As Harry Stein quipped over a decade ago, one of the moments when he "Accidentally Joined the Vast Right-Wing Conspiracy (and Found Inner Peace)," was when "Someone's going on about how fantastic San Francisco is, and it suddenly hits you that's one place on earth you never want to live." Of course, given that the city perennially ranks last in terms of families, that's now a bipartisan consensus.

So much of what's wrong with the city is inadvertently summed up in an article in the Sacramento Bee, titled "SF to unleash puppies-for-panhandlers program." What could possibly go wrong?

San Francisco hopes a cold nose and a warm heart will help end the problem of panhandling.

In what could be the first program of its kind in the nation, the city beginning in August will offer panhandlers up to $75 a week to stop begging and foster puppies from the city animal shelter until the pups are ready for adoption.

The pilot program, called Wonderful Opportunities for Occupants and Fidos, or WOOF, is intended to meet panhandlers' need for income while helping more animals avoid being euthanized.

"You can make it difficult for people to panhandle, but ultimately they're just going to go do it somewhere else," Bevan Dufty, the mayor's point person on homelessness, told the San Francisco Chronicle. "Why not try to meet their needs for income in a way that helps the city and its animals?"
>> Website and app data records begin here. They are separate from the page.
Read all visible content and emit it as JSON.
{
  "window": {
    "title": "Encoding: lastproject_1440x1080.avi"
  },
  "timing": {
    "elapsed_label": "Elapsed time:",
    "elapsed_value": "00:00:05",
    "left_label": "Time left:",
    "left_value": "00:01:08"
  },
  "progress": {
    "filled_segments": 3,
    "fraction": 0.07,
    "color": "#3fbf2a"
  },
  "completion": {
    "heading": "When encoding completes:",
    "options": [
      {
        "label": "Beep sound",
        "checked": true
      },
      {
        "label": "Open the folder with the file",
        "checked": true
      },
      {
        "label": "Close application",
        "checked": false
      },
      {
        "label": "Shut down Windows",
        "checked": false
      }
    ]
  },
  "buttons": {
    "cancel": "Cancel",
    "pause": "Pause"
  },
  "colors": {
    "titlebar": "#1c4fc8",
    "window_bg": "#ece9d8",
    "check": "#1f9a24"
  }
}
Yes, you can make it difficult for people to panhandle -- and if you do make it sufficiently difficult for them, they'll beg somewhere else -- outside of your city. And that way, you'll have less headlines such as this: "Aggressive Panhandlers Blamed for San Francisco's Slipping Tourism Ranking." (See also: Rudy Giuliani and New York's squeegee men.) It's also a classic Fox Butterfield moment, which author and Boston talk radio host Michael Graham once defined as:

It's what happens when someone on the Left makes a statement that is laughably ludicrous on its face, yet it reveals what the speaker truly believes — no matter how dumb.

"The Butterfield Effect" is named in honor of ace New York Times crime reporter Fox Butterfield, the intrepid analyst responsible for such brilliantly headlined stories as "More Inmates, Despite Drop In Crime," and "Number in Prison Grows Despite Crime Reduction," not to mention the poetic 1997 header, "Crime Keeps on Falling, but Prisons Keep on Filling."

Back in 2009, we spotted a similar Fox Butterfield moment in the San Francisco Weekly, with this quote, which neatly dovetails with the one above:

“Despite its spending more money per capita on homelessness than any comparable city, [San Francisco's] homeless problem is worse than any comparable city’s.”

Still though, at least the SF Weekly managed to pull out from that mental nosedive to admit, “It’s time to face facts: San Francisco is spectacularly mismanaged and arguably the worst-run big city in America.” And with articles such as the above, don't look for improvement in that department, until...well, ever.

Found via Kate McMillan of Small Dead Animals, as part of her ongoing "O, Sweet Saint Of San Andreas Hear my prayer" series of posts. Also at SDA is a link to this rather related article, "America's Friendliest Places for Starting a Business," in which Forbes grades all 57 American states from A to F. Two guesses as to which state received the latter grade. (San Francisco actually fared better than California in the same article -- they only received a D+ from Forbes. Maybe the puppies swayed them.